Please print each of the entries below exactly.

+++ RECORDS SUPPLIED

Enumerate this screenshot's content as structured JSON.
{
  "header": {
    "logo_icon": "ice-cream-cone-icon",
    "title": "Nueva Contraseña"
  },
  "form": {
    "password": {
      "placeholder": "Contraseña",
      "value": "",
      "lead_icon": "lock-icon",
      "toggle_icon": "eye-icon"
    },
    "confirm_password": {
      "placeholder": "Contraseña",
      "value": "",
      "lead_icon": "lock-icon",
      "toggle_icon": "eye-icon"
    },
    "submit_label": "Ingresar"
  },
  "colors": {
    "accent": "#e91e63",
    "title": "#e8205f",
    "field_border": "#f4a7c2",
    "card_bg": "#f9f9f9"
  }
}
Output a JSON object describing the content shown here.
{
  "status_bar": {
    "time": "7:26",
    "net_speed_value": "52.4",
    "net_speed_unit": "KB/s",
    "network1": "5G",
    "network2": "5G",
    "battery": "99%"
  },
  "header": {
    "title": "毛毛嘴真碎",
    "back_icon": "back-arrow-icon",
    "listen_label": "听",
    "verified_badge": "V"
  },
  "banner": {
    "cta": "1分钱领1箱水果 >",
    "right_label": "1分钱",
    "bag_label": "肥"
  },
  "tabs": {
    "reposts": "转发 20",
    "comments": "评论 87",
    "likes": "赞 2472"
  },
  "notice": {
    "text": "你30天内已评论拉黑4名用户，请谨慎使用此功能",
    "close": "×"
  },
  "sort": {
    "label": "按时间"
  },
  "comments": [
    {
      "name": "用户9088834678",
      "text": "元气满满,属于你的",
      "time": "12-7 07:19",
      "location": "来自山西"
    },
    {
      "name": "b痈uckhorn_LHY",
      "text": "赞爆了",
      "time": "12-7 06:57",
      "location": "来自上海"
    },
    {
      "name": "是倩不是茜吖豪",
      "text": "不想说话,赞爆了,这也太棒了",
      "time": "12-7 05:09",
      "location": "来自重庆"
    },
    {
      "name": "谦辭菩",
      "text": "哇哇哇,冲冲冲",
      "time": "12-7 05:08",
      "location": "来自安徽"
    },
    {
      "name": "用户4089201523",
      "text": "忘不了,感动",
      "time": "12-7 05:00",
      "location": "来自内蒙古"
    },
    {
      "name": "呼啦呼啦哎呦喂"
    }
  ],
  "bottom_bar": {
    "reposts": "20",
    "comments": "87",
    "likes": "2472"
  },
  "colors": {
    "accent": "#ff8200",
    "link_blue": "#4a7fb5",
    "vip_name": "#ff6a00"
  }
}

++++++

▸ RESPONSE BELOW
Enumerate this screenshot's content as structured JSON.
{
  "header": {
    "logo_icon": "ice-cream-cone-icon",
    "title": "Nueva Contraseña"
  },
  "form": {
    "password": {
      "placeholder": "Contraseña",
      "value": "",
      "lead_icon": "lock-icon",
      "toggle_icon": "eye-icon"
    },
    "confirm_password": {
      "placeholder": "Contraseña",
      "value": "",
      "lead_icon": "lock-icon",
      "toggle_icon": "eye-icon"
    },
    "submit_label": "Ingresar"
  },
  "colors": {
    "accent": "#e91e63",
    "title": "#e8205f",
    "field_border": "#f4a7c2",
    "card_bg": "#f9f9f9"
  }
}
Output a JSON object describing the content shown here.
{
  "status_bar": {
    "time": "7:26",
    "net_speed_value": "52.4",
    "net_speed_unit": "KB/s",
    "network1": "5G",
    "network2": "5G",
    "battery": "99%"
  },
  "header": {
    "title": "毛毛嘴真碎",
    "back_icon": "back-arrow-icon",
    "listen_label": "听",
    "verified_badge": "V"
  },
  "banner": {
    "cta": "1分钱领1箱水果 >",
    "right_label": "1分钱",
    "bag_label": "肥"
  },
  "tabs": {
    "reposts": "转发 20",
    "comments": "评论 87",
    "likes": "赞 2472"
  },
  "notice": {
    "text": "你30天内已评论拉黑4名用户，请谨慎使用此功能",
    "close": "×"
  },
  "sort": {
    "label": "按时间"
  },
  "comments": [
    {
      "name": "用户9088834678",
      "text": "元气满满,属于你的",
      "time": "12-7 07:19",
      "location": "来自山西"
    },
    {
      "name": "b痈uckhorn_LHY",
      "text": "赞爆了",
      "time": "12-7 06:57",
      "location": "来自上海"
    },
    {
      "name": "是倩不是茜吖豪",
      "text": "不想说话,赞爆了,这也太棒了",
      "time": "12-7 05:09",
      "location": "来自重庆"
    },
    {
      "name": "谦辭菩",
      "text": "哇哇哇,冲冲冲",
      "time": "12-7 05:08",
      "location": "来自安徽"
    },
    {
      "name": "用户4089201523",
      "text": "忘不了,感动",
      "time": "12-7 05:00",
      "location": "来自内蒙古"
    },
    {
      "name": "呼啦呼啦哎呦喂"
    }
  ],
  "bottom_bar": {
    "reposts": "20",
    "comments": "87",
    "likes": "2472"
  },
  "colors": {
    "accent": "#ff8200",
    "link_blue": "#4a7fb5",
    "vip_name": "#ff6a00"
  }
}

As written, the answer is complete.